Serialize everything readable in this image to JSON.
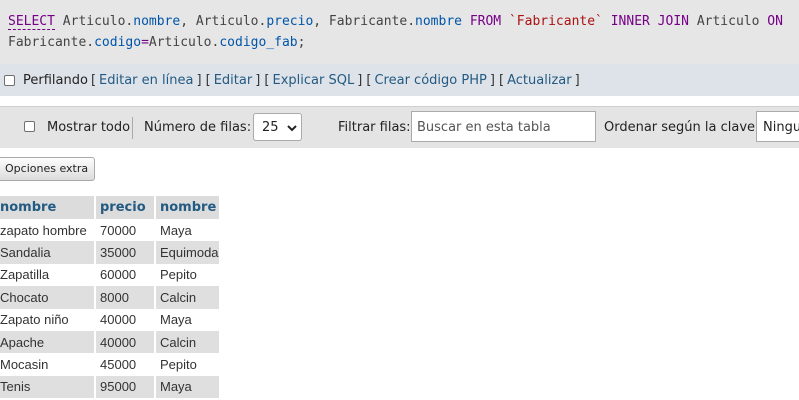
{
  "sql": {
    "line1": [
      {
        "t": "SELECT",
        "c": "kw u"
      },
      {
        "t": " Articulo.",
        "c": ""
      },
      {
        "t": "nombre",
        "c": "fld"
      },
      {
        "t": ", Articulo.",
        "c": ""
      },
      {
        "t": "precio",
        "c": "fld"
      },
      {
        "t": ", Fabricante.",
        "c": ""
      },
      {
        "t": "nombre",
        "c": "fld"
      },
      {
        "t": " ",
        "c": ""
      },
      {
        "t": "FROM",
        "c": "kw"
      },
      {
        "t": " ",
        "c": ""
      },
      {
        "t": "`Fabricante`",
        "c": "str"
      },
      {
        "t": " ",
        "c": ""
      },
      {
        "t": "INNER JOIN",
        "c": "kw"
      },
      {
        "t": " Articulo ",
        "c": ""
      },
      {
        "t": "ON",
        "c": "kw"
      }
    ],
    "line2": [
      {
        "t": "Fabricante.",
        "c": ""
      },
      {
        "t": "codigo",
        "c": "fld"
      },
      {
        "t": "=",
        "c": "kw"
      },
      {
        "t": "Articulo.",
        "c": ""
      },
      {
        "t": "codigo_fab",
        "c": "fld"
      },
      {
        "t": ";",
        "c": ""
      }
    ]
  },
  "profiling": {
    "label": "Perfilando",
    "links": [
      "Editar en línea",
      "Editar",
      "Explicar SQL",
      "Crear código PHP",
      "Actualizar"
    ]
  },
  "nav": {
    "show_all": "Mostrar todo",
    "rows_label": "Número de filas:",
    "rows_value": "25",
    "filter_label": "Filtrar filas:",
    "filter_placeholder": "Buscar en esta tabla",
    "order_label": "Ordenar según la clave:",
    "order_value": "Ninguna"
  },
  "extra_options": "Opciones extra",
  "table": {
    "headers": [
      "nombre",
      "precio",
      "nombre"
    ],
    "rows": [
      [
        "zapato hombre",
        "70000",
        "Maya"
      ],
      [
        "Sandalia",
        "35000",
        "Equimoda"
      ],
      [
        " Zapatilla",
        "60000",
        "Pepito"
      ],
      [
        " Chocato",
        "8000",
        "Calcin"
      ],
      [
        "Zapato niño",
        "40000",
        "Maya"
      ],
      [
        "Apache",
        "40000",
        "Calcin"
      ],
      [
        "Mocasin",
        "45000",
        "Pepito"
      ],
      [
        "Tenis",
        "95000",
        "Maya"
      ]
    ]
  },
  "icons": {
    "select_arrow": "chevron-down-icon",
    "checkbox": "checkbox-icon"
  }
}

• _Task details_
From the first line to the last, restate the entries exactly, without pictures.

• _Written response_
Serialize everything readable in this image to JSON.
{
  "sql": {
    "line1": [
      {
        "t": "SELECT",
        "c": "kw u"
      },
      {
        "t": " Articulo.",
        "c": ""
      },
      {
        "t": "nombre",
        "c": "fld"
      },
      {
        "t": ", Articulo.",
        "c": ""
      },
      {
        "t": "precio",
        "c": "fld"
      },
      {
        "t": ", Fabricante.",
        "c": ""
      },
      {
        "t": "nombre",
        "c": "fld"
      },
      {
        "t": " ",
        "c": ""
      },
      {
        "t": "FROM",
        "c": "kw"
      },
      {
        "t": " ",
        "c": ""
      },
      {
        "t": "`Fabricante`",
        "c": "str"
      },
      {
        "t": " ",
        "c": ""
      },
      {
        "t": "INNER JOIN",
        "c": "kw"
      },
      {
        "t": " Articulo ",
        "c": ""
      },
      {
        "t": "ON",
        "c": "kw"
      }
    ],
    "line2": [
      {
        "t": "Fabricante.",
        "c": ""
      },
      {
        "t": "codigo",
        "c": "fld"
      },
      {
        "t": "=",
        "c": "kw"
      },
      {
        "t": "Articulo.",
        "c": ""
      },
      {
        "t": "codigo_fab",
        "c": "fld"
      },
      {
        "t": ";",
        "c": ""
      }
    ]
  },
  "profiling": {
    "label": "Perfilando",
    "links": [
      "Editar en línea",
      "Editar",
      "Explicar SQL",
      "Crear código PHP",
      "Actualizar"
    ]
  },
  "nav": {
    "show_all": "Mostrar todo",
    "rows_label": "Número de filas:",
    "rows_value": "25",
    "filter_label": "Filtrar filas:",
    "filter_placeholder": "Buscar en esta tabla",
    "order_label": "Ordenar según la clave:",
    "order_value": "Ninguna"
  },
  "extra_options": "Opciones extra",
  "table": {
    "headers": [
      "nombre",
      "precio",
      "nombre"
    ],
    "rows": [
      [
        "zapato hombre",
        "70000",
        "Maya"
      ],
      [
        "Sandalia",
        "35000",
        "Equimoda"
      ],
      [
        " Zapatilla",
        "60000",
        "Pepito"
      ],
      [
        " Chocato",
        "8000",
        "Calcin"
      ],
      [
        "Zapato niño",
        "40000",
        "Maya"
      ],
      [
        "Apache",
        "40000",
        "Calcin"
      ],
      [
        "Mocasin",
        "45000",
        "Pepito"
      ],
      [
        "Tenis",
        "95000",
        "Maya"
      ]
    ]
  },
  "icons": {
    "select_arrow": "chevron-down-icon",
    "checkbox": "checkbox-icon"
  }
}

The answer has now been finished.